There is, of course, a strong case to be made for the inclusion of neither, both ethically and for purely footballing reasons. With Ferdinand’s on going injury concerns, and Terry’s own form nose diving since his expulsion in the Champions League semi-final, neither of the established defensive pair have had a year as impressive as that of Joleon Lescott, who could – and should – complete a title winning campaign tomorrow afternoon. Lescott currently ranks as the second best defender this season in the Premier League’s official Player Performance Index, behind only Patrice Evra. Lescott’s defensive partner Vincent Kompany, who was yesterday chosen as the Premier League Player of Year, ranks one place below the Englishman.
Amongst the likely candidates for a place in the squad, Joleon Lescott also has the highest tackle success percentage in the league, and impressed when he last started for England in the 1-0 win over reigning World and European champions Spain last November. Lescott’s partner in the heart of the defence that day was Everton’s Phil Jagielka, who performed equally well and has had another solid season at Everton. Jagielka’s ability on the ball might make him the stand-out choice to partner the more physical Lescott, whilst Gary Cahill possess similar qualities to Terry, and performed admirably since being introduced into the Chelsea side by caretaker manager Roberto Di Matteo. The versatility of Phil Jones and Micah Richards also makes them attractive options, whilst injury or fitness concerns will see Chris Smalling, Michael Dawson and Ledley King all miss out.
Should Hodgson elect to leave both Terry and Ferdinand at home then it could signal the end of their international careers. Whilst both have, at times, distinguished themselves on the international stage, they both appear to be in decline, and the ill feeling between the two threatens to overshadow England’s preparations for Euro 2012. Hodgson has the experience to know that he is unlikely to gain anything should he try and force the two to reconcile, and will perhaps want to avoid any such distraction, knowing that the likelihood is that things could well descend into a Chisora/Haye-esque PR catastrophe, such is the size of the egos involved.
It is only sensible to reserve judgement of Terry until after the resolution of legal proceedings, and Ferdinand should not be criticised for defending his brother. But the situation is one that benefits nobody involved. The ludicrous decision to move Terry’s trial back to July has not helped. The matter should already have been resolved. Either Terry is guilty and therefore clearly should not be representing his country, or he is acquitted and free to be selected should Hodgson deem him up to scratch. Then the onus would be on Ferdinand to decide whether or not he wants to be involved, with his injury record offering him, or Hodgson, the option of an excuse for leaving him out. Not an ideal scenario sure, but far more palatable than the situation we are in now.

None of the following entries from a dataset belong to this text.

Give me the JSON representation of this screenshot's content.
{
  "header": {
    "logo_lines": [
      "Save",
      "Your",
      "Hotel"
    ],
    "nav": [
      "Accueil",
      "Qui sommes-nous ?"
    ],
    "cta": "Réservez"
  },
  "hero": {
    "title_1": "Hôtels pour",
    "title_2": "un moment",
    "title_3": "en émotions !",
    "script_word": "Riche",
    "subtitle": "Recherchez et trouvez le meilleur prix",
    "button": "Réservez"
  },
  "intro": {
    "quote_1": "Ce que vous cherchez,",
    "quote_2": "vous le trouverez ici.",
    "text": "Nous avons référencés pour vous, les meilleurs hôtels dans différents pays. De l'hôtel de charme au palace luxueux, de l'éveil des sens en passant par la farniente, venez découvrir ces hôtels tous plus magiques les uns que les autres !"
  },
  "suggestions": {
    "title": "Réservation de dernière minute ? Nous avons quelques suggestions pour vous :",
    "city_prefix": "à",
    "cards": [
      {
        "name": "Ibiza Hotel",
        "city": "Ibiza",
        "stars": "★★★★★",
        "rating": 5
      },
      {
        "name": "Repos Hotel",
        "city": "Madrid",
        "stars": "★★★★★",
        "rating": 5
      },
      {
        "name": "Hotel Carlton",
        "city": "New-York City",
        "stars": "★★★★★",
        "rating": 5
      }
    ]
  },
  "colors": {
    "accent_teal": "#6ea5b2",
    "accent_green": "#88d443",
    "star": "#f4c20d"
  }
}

With the squad set to be announced on Wednesday we don’t have long to wait for Hodgson’s decision. Whatever choice he makes, there is no hiding from the fact that this is a dramatically tumultuous time for England. Hodgson, with his decades of experience and no nonsense attitude, may well be the right man to steady the ship, but he still has decide who to cast overboard.